33. The Council will present before every General Meeting an account of its revenues and expenditures, the finances of the Union, and will account for the activity of the Union and of individual members.
34. The General Meeting has the right to audit finances of the Union do so it selects an Auditing Commission consisting of three members of Union for every individual audit.
Appendix 1 (to Article 8 of the Statute) Of the problems that the State Duma should first consider, the Union lists among others: the peasant problem the improvement of living conditions of all the toiling classes, irrespective of their profession; the responsibility of all officials for illegal acts in the performance of their duties.

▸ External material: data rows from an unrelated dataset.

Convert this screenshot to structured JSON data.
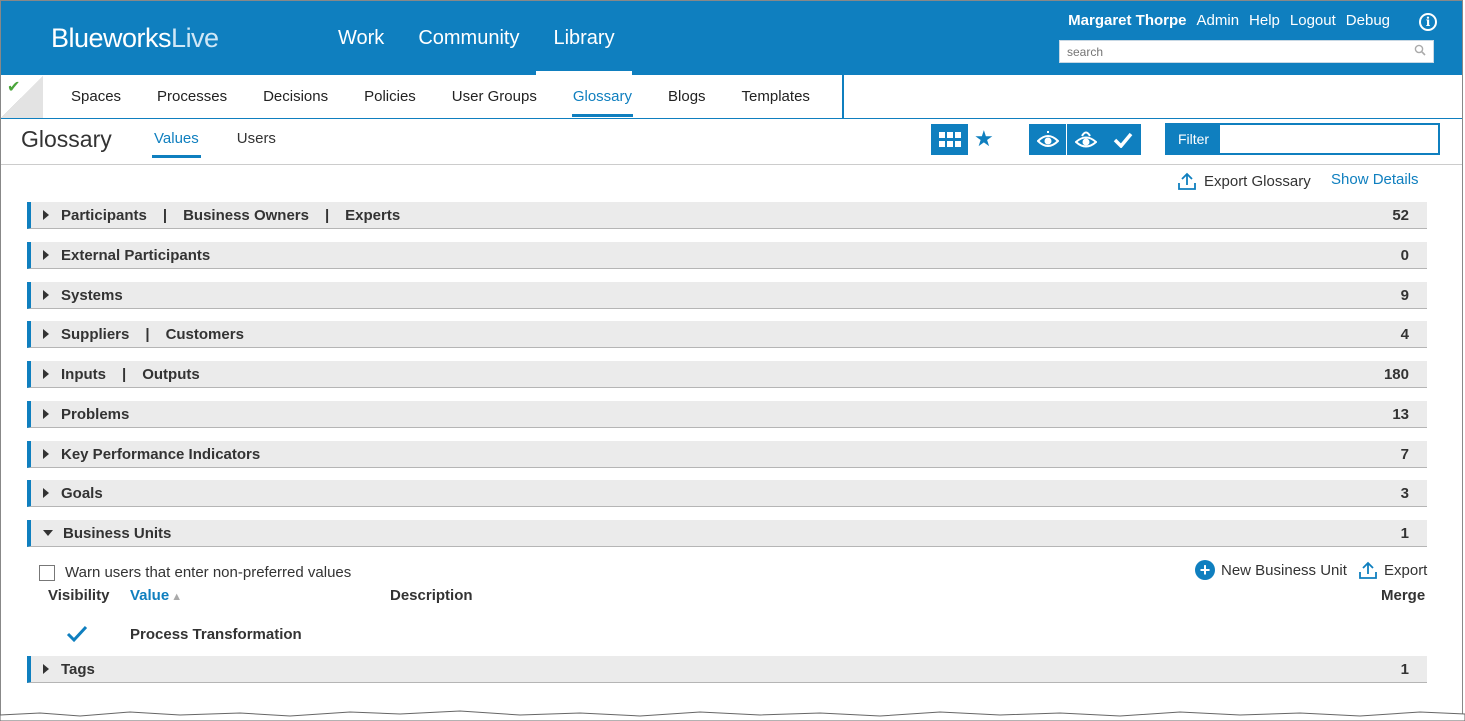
{
  "header": {
    "logo_bold": "Blueworks",
    "logo_light": "Live",
    "nav": [
      "Work",
      "Community",
      "Library"
    ],
    "active_nav": "Library",
    "user": "Margaret Thorpe",
    "links": [
      "Admin",
      "Help",
      "Logout",
      "Debug"
    ],
    "search_placeholder": "search"
  },
  "subnav": {
    "items": [
      "Spaces",
      "Processes",
      "Decisions",
      "Policies",
      "User Groups",
      "Glossary",
      "Blogs",
      "Templates"
    ],
    "active": "Glossary"
  },
  "page": {
    "title": "Glossary",
    "tabs": [
      "Values",
      "Users"
    ],
    "active_tab": "Values",
    "filter_label": "Filter",
    "export_glossary": "Export Glossary",
    "show_details": "Show Details"
  },
  "categories": [
    {
      "labels": [
        "Participants",
        "Business Owners",
        "Experts"
      ],
      "count": "52",
      "expanded": false
    },
    {
      "labels": [
        "External Participants"
      ],
      "count": "0",
      "expanded": false
    },
    {
      "labels": [
        "Systems"
      ],
      "count": "9",
      "expanded": false
    },
    {
      "labels": [
        "Suppliers",
        "Customers"
      ],
      "count": "4",
      "expanded": false
    },
    {
      "labels": [
        "Inputs",
        "Outputs"
      ],
      "count": "180",
      "expanded": false
    },
    {
      "labels": [
        "Problems"
      ],
      "count": "13",
      "expanded": false
    },
    {
      "labels": [
        "Key Performance Indicators"
      ],
      "count": "7",
      "expanded": false
    },
    {
      "labels": [
        "Goals"
      ],
      "count": "3",
      "expanded": false
    },
    {
      "labels": [
        "Business Units"
      ],
      "count": "1",
      "expanded": true
    },
    {
      "labels": [
        "Tags"
      ],
      "count": "1",
      "expanded": false
    }
  ],
  "business_units": {
    "warn_label": "Warn users that enter non-preferred values",
    "warn_checked": false,
    "new_label": "New Business Unit",
    "export_label": "Export",
    "columns": {
      "visibility": "Visibility",
      "value": "Value",
      "description": "Description",
      "merge": "Merge"
    },
    "rows": [
      {
        "visible": true,
        "value": "Process Transformation",
        "description": ""
      }
    ]
  },
  "colors": {
    "accent": "#0f7fbf",
    "row_bg": "#ebebeb"
  }
}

1. The Union believes that one of the most important national problems is to resolve whether the village commune among the peasants should retained or abolished. The Union, believing that the peasants themselves without any outside compulsion, express themselves on this issue, publicly states that it will not assume any initiative in resolving this problem; the peasants themselves resolve this problem, the Union considers its obligation to be to provide the peasants a peaceful atmosphere for an absolutely free solution of the communal organisation without any outside interference whether by institutions or individuals.
While limiting its support to advocating free expression by the peasant on the commune problem until its solution by the peasants themselves, the Union, to improve peasant conditions, considers that its immediate task is to advocate that poor peasants be given more land, or that such peasants be either resettled or permitted to transfer their land to other peasants by a freely reached bargain.
The Union also takes note of the extreme unproductiveness of Russian agriculture and suggests that a broad program of education be instituted to acquaint the Russian agricultural population with a more rational form of farming and to provide them with every needed assistance for a more rational increase of the productivity of the land.
2. The Union considers that its special obligation is to do everything possible to improve the condition of all the toiling classes regardless of their occupation; toward the workers the Union considers that its particular obligation is to declare that their difficult situation in many enterprises demands that relations between the workers and employers be regulated without delay by means of legislation, taking into account the location and the nature of the enterprise.
3. The Union believes that the existing system of accountability for responsible officials is one of the causes of the current difficult situation in Russia. Presently, all those who have suffered from abuses and illegal acts by responsible officials have no recourse against them in the courts to seek legal compensations for their losses from the guilty ones, and can only complain to administrators who, by virtue of the powers vested in them by the law, take note only of those cases which have endangered the interests of the Treasury. The impunity of present officials has given rise to an infinite abuse which can easily be stopped by repealing the appropriate articles of the law and by allowing every individual who has suffered the right to appeal freely and directly to the Procurator's Office and/or to the Court with his complaint against illegal acts of officials, and to demand compensation for the losses suffered as a result of official negligence. To prevent abuses of this system the law should severely punish those who accuse unjustly or report falsely.
Appendix 2 (to Article 8 of the Statute) The elementary school does not at all correspond either to the spirit or the needs of the Russian people. The Union sets as one of its main objectives the education of peasant, city, and working population on firm foundations and the development in them of political consciousness and principles of Christianity. Village schools should equip the peasant for the necessities of rural life, agriculture, crafts, and domestic industry.
Source: V. Ivanovich, ed. Rossiiskiia partii, soiuzy i ligi. St. Petersburg: 1906, pp. 117-122.